First the U did not want LRT through the heart of campus on Washington Avenue, preferring an alignment on an existing freight corridor north of Dinkytown. It threatened a lawsuit over this issue until it became clear that would permanently scuttle the line by ending any chance it had for federal funding.
Now the issue is the theoretical concern that LRT will create so much vibration in the U's research laboratories that they will be rendered useless. (This is the same argument Minnesota Public Radio made when it threatened to sue last year over equally theoretical concerns about noise/vibration damage to MPR's taxpayer-subsidized broadcast studios.) The Met Council has offered remedies, but they have not satisfied the U. There is no way to know which case is right. But does it make sense to spend millions of dollars before the risk is clear?

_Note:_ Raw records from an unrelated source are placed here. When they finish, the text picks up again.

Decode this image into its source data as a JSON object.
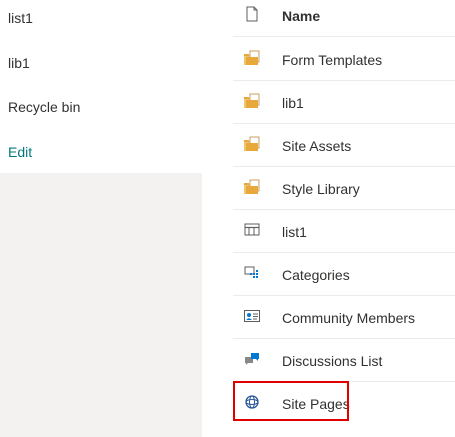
{
  "nav": {
    "items": [
      {
        "label": "list1"
      },
      {
        "label": "lib1"
      },
      {
        "label": "Recycle bin"
      }
    ],
    "edit_label": "Edit"
  },
  "list": {
    "header": {
      "label": "Name",
      "icon": "document-icon"
    },
    "rows": [
      {
        "label": "Form Templates",
        "icon": "document-library-icon"
      },
      {
        "label": "lib1",
        "icon": "document-library-icon"
      },
      {
        "label": "Site Assets",
        "icon": "document-library-icon"
      },
      {
        "label": "Style Library",
        "icon": "document-library-icon"
      },
      {
        "label": "list1",
        "icon": "list-icon"
      },
      {
        "label": "Categories",
        "icon": "categories-icon"
      },
      {
        "label": "Community Members",
        "icon": "contact-card-icon"
      },
      {
        "label": "Discussions List",
        "icon": "discussion-icon"
      },
      {
        "label": "Site Pages",
        "icon": "site-pages-icon"
      }
    ],
    "highlighted_row": "Site Pages"
  },
  "colors": {
    "nav_background": "#f3f2f1",
    "edit_link": "#03787c",
    "highlight_border": "#e00000",
    "folder_icon": "#e8a93c"
  }
}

Both the U and the Met Council are wards of the state. Without taxpayer dollars they cannot achieve their missions or even function. Both are struggling with shrinking public funding. The current squabble is like a brother suing a sister, when either way mom and dad fund the settlement. No one wins but the lawyers and consultants.
And as the hours ticked away this fall, the U upped its ante, asking for even more public largesse -- free LRT rides on campus and compensation for lost parking revenues. That begs basic questions regarding the university's motives and perspective. Such negotiations should not be the venue for standard adversarial tactics of piling on one demand after another to get more of what you really want.
Major transportation initiatives are messy and disruptive. People are inconvenienced, small businesses are often devastated. The businesses along University Avenue must be envious of the university's clout and swagger.
Vice President for University Services Kathleen O'Brien told this newspaper she wasn't sure the U could even get to a memorandum of understanding with the Council by Dec. 1, the drop-dead date for next year's federal matching dollars. Clearly the university likes to be in charge.
Most Minnesotans are ardent supporters of the U and its mission. We support it even in times of financial privation. All we ask of the university is that it fix its gaze beyond its confines now and then, and recognize it is part of a larger universe, is funded by taxpayers, and is obliged to recognize broader interests as well as its own. This community has decided that Central Corridor LRT is needed, beneficial, and should go forward.
Here's a compromise: In the many months that the new line is being tested before service begins, an independent third party should gauge the impact, if any, on the U's research labs. If further remediation is necessary, the line's opening can be delayed while it is put in place. Dollars will be found for the purpose. They always are when it comes to the university and its core functions. But to spend scarce, zero-sum-game dollars without certitude of their necessity is nonsensical.
In exchange for such a deal, I'd ask for two things from the U. First, that it withdraw its Central Corridor lawsuit and guarantee it will file no others for the duration.
Second, that Vice President O'Brien write on the blackboard 500 times, "It's the taxpayers' money."
Adam Platt is an editor at Mpls.St.Paul magazine.